So, is Star Trek communist? Well… is the world in general?
A human, a vulcan, a klingon, a bajoran, and a ferengi walk into a bar. (It's Quark's. Where else?)
Now, ask them that question - Is Star Trek communist? Or any other question. Anything at all. And you'll get five different answers.
Heck, get five humans in a room...
We don't all live on Earth, and neither does our story. Sometimes, worlds collide. When they do, that's when things really get interesting. And that's another huge component of Star Trek: finding our place in a wide open universe, exploring the galaxy and seeing some of the other people who live in it. Even if we don't always agree.
One of the pillars on which Star Trek is based is a huge, incredible galaxy filled with wonders. "Infinite diversity in infinite combinations." The series are as different as some of the planets in this amazing galaxy, and the people living on them.
Within the Federation itself, there's variety. Outside it, even more. New life, new civilizations. That's kind of the point here. We're supposed to seek them out. Boldly go. Ask 'em our questions, and get some answers, be part of their worlds - sorry. Wrong seminal pop-culture franchise.
So, is it communist?
Yes and no. The answer is individual. And communal. It's one and millions. Infinite variety, infinite combinations.

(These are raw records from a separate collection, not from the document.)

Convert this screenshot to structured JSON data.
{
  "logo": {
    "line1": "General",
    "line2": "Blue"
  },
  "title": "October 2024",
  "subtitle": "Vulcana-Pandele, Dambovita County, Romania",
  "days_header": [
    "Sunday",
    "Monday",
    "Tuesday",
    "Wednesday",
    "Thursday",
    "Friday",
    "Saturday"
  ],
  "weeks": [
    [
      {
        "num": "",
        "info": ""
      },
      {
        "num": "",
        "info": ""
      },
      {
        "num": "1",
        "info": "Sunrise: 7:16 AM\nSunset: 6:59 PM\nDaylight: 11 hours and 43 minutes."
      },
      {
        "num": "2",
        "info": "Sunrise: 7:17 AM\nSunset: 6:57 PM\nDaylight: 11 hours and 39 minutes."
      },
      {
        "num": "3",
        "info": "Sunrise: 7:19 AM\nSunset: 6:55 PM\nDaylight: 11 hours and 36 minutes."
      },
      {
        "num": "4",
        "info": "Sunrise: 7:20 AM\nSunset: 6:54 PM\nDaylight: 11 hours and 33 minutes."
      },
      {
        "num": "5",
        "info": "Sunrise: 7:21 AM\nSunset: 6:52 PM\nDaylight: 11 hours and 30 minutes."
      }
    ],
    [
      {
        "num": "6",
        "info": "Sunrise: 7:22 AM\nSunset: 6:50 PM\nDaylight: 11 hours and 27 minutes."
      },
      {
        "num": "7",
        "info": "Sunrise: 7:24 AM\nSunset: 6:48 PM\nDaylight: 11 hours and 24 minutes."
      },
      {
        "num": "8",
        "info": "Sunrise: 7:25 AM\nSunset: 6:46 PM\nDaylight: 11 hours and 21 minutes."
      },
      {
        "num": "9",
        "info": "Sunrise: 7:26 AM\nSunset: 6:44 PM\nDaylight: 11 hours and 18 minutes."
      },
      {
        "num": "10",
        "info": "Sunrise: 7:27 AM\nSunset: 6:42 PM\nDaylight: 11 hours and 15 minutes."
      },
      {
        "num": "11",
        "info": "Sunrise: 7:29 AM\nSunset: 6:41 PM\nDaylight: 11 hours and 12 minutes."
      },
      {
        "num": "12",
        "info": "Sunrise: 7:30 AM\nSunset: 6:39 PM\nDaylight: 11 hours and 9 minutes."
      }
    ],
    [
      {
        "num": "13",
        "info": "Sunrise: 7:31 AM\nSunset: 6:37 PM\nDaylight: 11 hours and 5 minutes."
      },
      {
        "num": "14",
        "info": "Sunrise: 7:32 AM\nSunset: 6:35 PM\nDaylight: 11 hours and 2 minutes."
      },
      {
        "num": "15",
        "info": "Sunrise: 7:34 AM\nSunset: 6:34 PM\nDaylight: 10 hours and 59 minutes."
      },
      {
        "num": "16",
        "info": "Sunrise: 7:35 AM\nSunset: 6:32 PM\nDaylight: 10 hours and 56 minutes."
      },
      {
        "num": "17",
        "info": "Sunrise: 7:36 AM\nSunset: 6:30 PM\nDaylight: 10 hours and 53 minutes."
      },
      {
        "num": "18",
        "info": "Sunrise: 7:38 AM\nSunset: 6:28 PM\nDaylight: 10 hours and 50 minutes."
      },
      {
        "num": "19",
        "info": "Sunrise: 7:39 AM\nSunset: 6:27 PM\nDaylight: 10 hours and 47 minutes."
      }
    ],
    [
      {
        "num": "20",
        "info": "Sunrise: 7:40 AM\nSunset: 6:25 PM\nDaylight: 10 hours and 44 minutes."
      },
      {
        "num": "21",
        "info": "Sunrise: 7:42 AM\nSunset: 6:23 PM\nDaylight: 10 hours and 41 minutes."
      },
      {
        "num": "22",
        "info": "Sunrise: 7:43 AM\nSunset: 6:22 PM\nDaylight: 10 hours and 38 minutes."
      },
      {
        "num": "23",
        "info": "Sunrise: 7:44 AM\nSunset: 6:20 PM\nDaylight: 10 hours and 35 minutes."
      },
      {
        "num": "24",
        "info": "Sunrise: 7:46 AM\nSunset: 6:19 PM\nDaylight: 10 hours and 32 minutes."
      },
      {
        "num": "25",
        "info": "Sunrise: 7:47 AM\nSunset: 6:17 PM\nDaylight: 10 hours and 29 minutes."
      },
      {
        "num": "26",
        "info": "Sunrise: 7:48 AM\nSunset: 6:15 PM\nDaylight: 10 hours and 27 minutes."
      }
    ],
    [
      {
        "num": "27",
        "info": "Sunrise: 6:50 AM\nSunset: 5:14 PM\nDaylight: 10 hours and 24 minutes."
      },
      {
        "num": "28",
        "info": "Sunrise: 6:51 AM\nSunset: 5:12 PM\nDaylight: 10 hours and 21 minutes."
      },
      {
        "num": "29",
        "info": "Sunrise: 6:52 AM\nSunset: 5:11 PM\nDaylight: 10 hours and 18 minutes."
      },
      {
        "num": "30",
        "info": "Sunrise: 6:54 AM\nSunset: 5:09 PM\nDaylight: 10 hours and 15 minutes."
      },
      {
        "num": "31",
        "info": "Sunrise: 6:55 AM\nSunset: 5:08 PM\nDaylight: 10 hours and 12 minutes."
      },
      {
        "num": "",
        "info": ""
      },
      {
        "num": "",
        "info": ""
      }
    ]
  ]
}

I don't know, friends, just watch some Star Trek and tell me what you think. Whatever answer you reach, you'll have fun getting there.